US Threatens to Cut Off Chip Supply to Russia if It Invades Ukraine

( )- The United States is threatening to levy some pretty serious sanctions on Russia if they decide to invade neighboring Ukraine.

On Monday, officials with the Biden administration said they’d cut off Russia from its semiconductor supply. That would be a massive blow to the Russian economy, and a sanction that really doesn’t have any former precedent.

With diplomacy failing on multiple occasions to ease tensions between Russia and Ukraine, President Joe Biden is taking a decidedly different approach to convincing Russia not to attack — hitting the country where it hurts the most, their wallets.

The ban would restrict all microchips that are produced not only by U.S. companies, but also by foreign companies that rely on tools, equipment, designs and software from the United States. Because U.S. companies are involved in so many aspects of the supply chain responsible for making chips, a ban of this kind could have a monumental impact on Russia.

A Washington policy analyst who works for Raymond James, Ed Mills, recently explained to Axios:

“Semiconductors are the new weapon. If you can link arms and deny a country access to semiconductors, their ability to function as a modern economy is eliminated.”

This is a big threat from the Biden administration. Cutting off the supply of chips to Russia certainly wouldn’t do any immediate damage to the country’s military efforts in Ukraine. Instead, it would deal a huge long-term blow to Russia’s economy, which could serve as enough of a deterrent to convince President Vladimir Putin not to invade.

It’s apparently part of a multi-pronged approach to enacting economic sanctions on Russia. The Biden administration said recently that there would be some financial sanctions that would have a more immediate impact on Russia, and that the semiconductor block would make Russia’s economy brittle over the long-term.

Last week, a senior Biden administration official said that export controls the U.S. is considered would focus on specific areas that Putin said in the past are important to Russia strategically. That includes quantum computing and artificial intelligence.

As the official explained to reporters:

“If Russia wants to develop these sectors, it needs to import technologies and products that only we and our allies and partners produce. And so that would lead to an atrophying of Russia’s productive capacity over time.”

It’s not all roses for the U.S., though. Some within the industry are concerned that a ban on semiconductors to Russia could ultimately hurt many U.S. companies in the long term. They believe that foreign companies could accelerate their own plans to design around American technology, or even seek out alternatives from companies not located in the U.S.

And it’s not just Russian companies. The president of the Information Technology and Innovation Foundation, Robert Atkinson, said the possibility exists that companies from other countries could be fearful of a potential U.S. threat.

He explained:
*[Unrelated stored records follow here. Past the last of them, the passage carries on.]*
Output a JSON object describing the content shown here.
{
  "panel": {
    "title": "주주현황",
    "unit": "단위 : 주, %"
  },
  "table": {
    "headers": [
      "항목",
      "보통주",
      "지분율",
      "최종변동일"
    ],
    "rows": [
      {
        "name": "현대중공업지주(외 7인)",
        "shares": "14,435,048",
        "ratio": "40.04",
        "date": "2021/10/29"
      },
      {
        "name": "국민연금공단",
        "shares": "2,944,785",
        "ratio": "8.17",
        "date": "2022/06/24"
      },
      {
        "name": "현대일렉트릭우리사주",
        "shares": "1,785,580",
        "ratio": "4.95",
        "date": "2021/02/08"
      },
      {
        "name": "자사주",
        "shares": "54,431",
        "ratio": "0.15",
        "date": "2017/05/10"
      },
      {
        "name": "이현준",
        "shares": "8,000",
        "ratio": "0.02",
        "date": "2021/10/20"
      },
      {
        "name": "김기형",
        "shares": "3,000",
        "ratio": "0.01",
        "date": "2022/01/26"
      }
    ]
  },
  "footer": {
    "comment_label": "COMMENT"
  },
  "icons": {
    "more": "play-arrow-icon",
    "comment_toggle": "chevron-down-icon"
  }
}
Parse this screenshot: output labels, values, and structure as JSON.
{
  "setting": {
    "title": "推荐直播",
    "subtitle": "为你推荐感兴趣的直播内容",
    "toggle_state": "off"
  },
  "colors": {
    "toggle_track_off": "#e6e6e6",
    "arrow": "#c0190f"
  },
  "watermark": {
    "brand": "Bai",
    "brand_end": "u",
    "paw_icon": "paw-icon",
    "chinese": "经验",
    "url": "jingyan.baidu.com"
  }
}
“This is certainly a big stick that we can deploy to make Putin think twice. The problem with deploying the stick is the more you use it, the more it degrades. Even bringing it up sends a very clear message to a lot of countries and companies that they don’t want to be dependent on U.S. whims.”